These investigations bought into Israel’s claims that it only targeted “militants.” Finkelstein commented:
“On this evidentiary standard, Amnesty couldn’t find that Israel had committed a war crime unless and until Israel acknowledged its commission.”
Amnesty accepted Israel’s internal investigation which “found that the attacks had been carried out in accordance with international law.” The UNHCR even accepted Israel’s alibis about the killing of 18 people at the UNRWA Beit Hanoun School. Finkelstein: Israel did not take “all feasible precautions to protect civilians, even though it did take all feasible precautions to set them up for a bloodbath.”
Right to Exist
Both Freud and Marx explored the distortions of thinking in which abstractions are treated as material or animistic things, an observation that appears to be lost in much political discourse. The most egregious examples are that the “state” and “corporations” or even the “planet” have a “right to exist” while people do not. Finkelstein’s inquest concerns depraved individual behavior made credible and enforceable in association with abstract powerful institutions. Israel’s vicious massacres are hardly the first. Post Cold War, the U.S.’ 1991 bombing of Baghdad, the ensuing UN sanctions leading to half-million child deaths, and the sieges of Fallujah were among many other atrocities showing that it is easy to get away with murder.
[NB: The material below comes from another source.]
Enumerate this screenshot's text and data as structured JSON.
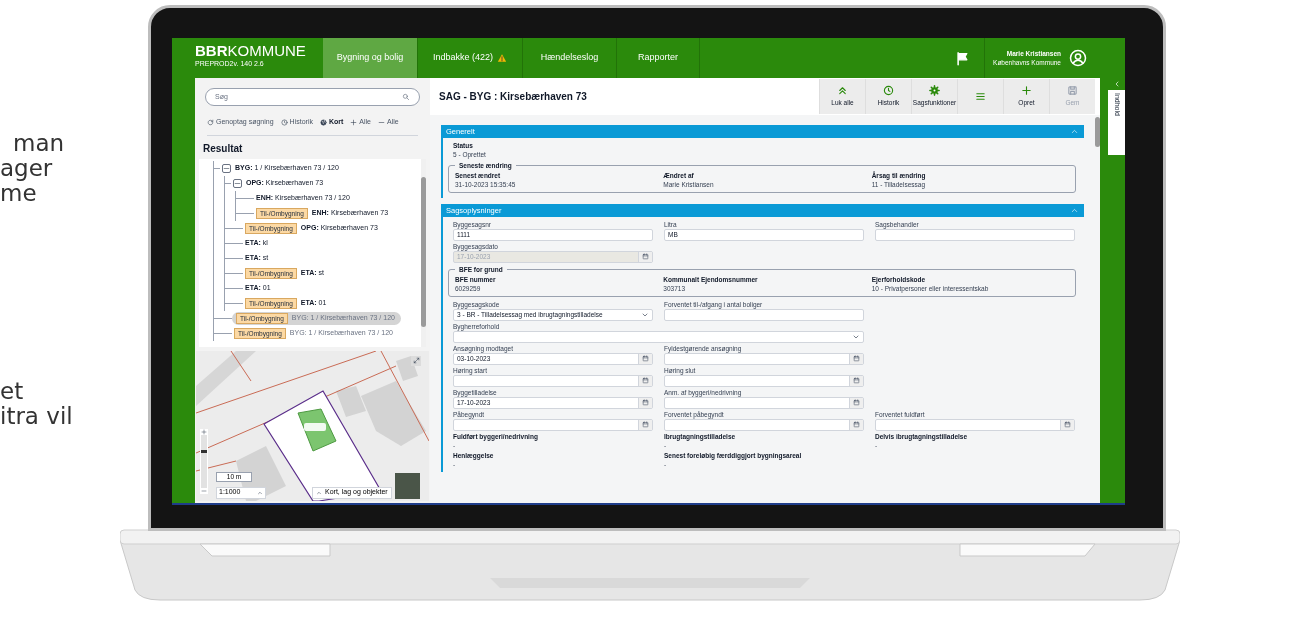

What are the forces from within and without that protest collusion with murder? Some institutions (always created by people and made up of people) are inherently and historically destructive to human life, like the military, corporations and a range of financial institutions, and perhaps the UN Security Council, while other institutions have an uneven record or are modifiable.
In today’s world, states must be assessed in terms of the deaths they cause or facilitate inside and outside their borders. Similarly, the humanitarian organizations investigated by Finkelstein necessitate this kind of standard. Amnesty and the UNHRC are cases in point. Astonishingly, Saudi Arabia remains chair of the UNHRC. In 2012 Suzanne Nossel was named chair of AIUSA. On Nossel’s watch, child murder justifier Madeleine Albright gave the keynote address to the AIUSA AGM in 2012. Maximilian Forte, author of Slouching towards Sirte: Nato’s War on Libya and Africa, reported that In her State Department job, Nossel had played a key role drawing up the UN Human Rights Council resolution that ultimately formed the basis for Security Council Resolution 1973 that led to the NATO intervention in Libya. Amnesty had also credited the unfounded reports about Iraq and the incubator babies that was used to justify the devastating 1991 war.
Was there dissent within Amnesty? Have there been retractions or admissions of guilt and of responsibility for complicity in so many deaths? The good work of Amnesty then serves to lend credibility to its disastrous positions.
In this book Finkelstein expresses outrage that Israel is exonerated by prestigious people and institutions, allowing escalation of war crimes and crimes against humanity. Persistent exposure of the little and big lies needs to be part of the struggle if there is really to be a Never Again for all people.